When firemen dug through the rubble on Saturday, they found something unusual underneath all the dust and debris: a heavy, leather-bound Bible. Not just any Bible, though. The one that used to sit at the Spanish Christian Church’s pulpit.
The church’s financial secretary, Carmen Vargas-Rosa, called it a miracle.
“I don’t even know how it survived,” she told the New York Post. “It has the full cover, and it just had a little sand.”
“Somehow, God protected it,” said Pastor Rick Del Rio of Abounding Grace Ministries, who’s holding onto the Bible for the time being. “The word was preserved.”
So what does it all mean? Why would God spare this Bible out of all things? Why did he choose to work through this miracle specifically?
I like to think that it’s God’s way of sending a reminder that in the midst of such terrible tragedy, when all hope has been wiped away, he hasn’t abandoned us. We may not understand why bad things happen, seemingly out of nowhere. But, just like the Bible in the rubble, God is still very much there. Holding us through our heartbreak, anger and frustration. Even when he appears to be silent and our faith is failing. Some things can’t be destroyed. What better way to make that point than through this tangible symbol of God’s promise and love?
For a church community that’s already lost so much, the Bible is also a sign of new things to come. A hint at a future God has already foreseen.
“When we rebuild,” said Vargas-Rosa of the Bible, “it will come back home.”
What do you think this “miracle in the wreckage” means? Share your thoughts below.
Photo credit: Warzer Jaff/New York Post

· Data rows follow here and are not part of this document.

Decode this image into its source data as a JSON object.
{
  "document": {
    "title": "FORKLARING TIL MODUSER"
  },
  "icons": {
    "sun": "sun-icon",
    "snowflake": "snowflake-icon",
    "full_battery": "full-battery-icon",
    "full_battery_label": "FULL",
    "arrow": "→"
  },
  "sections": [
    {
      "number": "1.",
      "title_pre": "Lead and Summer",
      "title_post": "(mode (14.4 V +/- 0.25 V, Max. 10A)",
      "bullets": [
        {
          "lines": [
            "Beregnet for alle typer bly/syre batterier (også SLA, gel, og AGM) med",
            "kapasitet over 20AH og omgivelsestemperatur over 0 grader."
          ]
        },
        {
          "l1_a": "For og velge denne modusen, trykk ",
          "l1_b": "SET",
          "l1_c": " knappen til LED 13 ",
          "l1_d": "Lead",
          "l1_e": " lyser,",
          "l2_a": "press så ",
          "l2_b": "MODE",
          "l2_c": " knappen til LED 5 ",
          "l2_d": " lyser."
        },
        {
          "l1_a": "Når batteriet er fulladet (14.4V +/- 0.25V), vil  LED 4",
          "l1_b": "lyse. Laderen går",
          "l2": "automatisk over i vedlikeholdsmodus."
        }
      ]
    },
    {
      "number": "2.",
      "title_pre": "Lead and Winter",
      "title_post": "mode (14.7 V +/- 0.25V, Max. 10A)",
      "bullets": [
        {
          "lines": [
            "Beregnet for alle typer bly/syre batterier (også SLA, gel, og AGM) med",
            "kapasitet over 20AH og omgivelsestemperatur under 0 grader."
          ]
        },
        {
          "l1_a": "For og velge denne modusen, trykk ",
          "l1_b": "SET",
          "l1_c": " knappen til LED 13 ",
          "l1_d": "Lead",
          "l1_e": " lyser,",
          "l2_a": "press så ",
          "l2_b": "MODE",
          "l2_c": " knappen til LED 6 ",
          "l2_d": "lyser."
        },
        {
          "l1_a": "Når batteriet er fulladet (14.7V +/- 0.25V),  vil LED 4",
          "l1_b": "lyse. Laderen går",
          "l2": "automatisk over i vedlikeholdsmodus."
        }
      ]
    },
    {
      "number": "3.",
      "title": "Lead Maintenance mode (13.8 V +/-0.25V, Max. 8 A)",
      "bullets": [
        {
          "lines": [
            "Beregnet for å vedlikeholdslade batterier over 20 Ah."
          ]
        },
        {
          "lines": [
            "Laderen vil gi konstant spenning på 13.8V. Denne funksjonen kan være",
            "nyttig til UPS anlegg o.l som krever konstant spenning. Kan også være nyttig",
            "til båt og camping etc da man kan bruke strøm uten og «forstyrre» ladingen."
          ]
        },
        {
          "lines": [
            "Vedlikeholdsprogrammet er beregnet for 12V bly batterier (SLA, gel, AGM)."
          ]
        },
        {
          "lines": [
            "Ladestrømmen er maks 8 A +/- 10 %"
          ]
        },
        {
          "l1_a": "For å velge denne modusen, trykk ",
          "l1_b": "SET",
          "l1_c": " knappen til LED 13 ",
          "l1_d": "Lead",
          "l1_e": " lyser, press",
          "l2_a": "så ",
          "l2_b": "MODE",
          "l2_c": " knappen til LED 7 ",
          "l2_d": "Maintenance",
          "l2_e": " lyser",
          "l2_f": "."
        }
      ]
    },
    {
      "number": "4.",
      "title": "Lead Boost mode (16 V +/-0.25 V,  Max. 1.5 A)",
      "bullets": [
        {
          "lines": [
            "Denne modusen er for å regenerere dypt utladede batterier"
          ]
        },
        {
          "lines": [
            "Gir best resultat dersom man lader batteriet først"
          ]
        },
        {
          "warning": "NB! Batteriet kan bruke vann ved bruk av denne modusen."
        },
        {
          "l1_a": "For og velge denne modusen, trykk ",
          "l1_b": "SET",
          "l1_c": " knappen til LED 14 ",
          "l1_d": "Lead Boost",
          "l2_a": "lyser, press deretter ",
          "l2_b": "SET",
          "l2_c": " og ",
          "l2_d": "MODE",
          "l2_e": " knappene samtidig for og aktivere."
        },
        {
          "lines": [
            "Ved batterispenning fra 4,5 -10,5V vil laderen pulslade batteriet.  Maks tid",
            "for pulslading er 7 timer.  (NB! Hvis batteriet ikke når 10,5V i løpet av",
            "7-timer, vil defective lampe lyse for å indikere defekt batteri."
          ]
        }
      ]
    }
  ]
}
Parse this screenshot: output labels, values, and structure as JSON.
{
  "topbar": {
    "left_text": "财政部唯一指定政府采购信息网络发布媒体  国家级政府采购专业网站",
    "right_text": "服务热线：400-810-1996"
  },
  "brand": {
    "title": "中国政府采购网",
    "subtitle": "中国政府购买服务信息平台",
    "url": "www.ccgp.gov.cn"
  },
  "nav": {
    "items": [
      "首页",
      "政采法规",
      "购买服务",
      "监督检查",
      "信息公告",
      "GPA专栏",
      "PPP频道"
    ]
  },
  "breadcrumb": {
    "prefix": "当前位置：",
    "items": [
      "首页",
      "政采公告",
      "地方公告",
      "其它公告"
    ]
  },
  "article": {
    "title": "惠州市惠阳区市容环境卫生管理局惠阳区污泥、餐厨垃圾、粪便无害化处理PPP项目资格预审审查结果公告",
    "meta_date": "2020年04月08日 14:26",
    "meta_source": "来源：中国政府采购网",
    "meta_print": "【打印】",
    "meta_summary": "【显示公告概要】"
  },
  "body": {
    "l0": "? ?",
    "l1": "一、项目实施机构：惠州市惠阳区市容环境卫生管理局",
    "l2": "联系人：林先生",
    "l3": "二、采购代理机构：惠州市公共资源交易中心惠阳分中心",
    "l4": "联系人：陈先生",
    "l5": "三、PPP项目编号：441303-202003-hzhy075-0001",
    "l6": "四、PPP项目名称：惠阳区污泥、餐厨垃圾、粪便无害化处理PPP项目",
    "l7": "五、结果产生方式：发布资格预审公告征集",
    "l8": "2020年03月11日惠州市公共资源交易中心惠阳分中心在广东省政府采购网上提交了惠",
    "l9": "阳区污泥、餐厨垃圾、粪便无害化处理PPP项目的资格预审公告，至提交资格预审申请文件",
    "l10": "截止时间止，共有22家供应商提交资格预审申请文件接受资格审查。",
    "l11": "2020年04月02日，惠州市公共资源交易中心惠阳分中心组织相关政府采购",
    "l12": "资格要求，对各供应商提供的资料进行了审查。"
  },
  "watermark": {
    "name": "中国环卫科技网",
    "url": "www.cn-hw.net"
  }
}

Today's miracle from guest blogger Arlene Shovald tells the story of a series of miraculous signs.
A colleague experiences a miracle while at an open-air church service in Long Island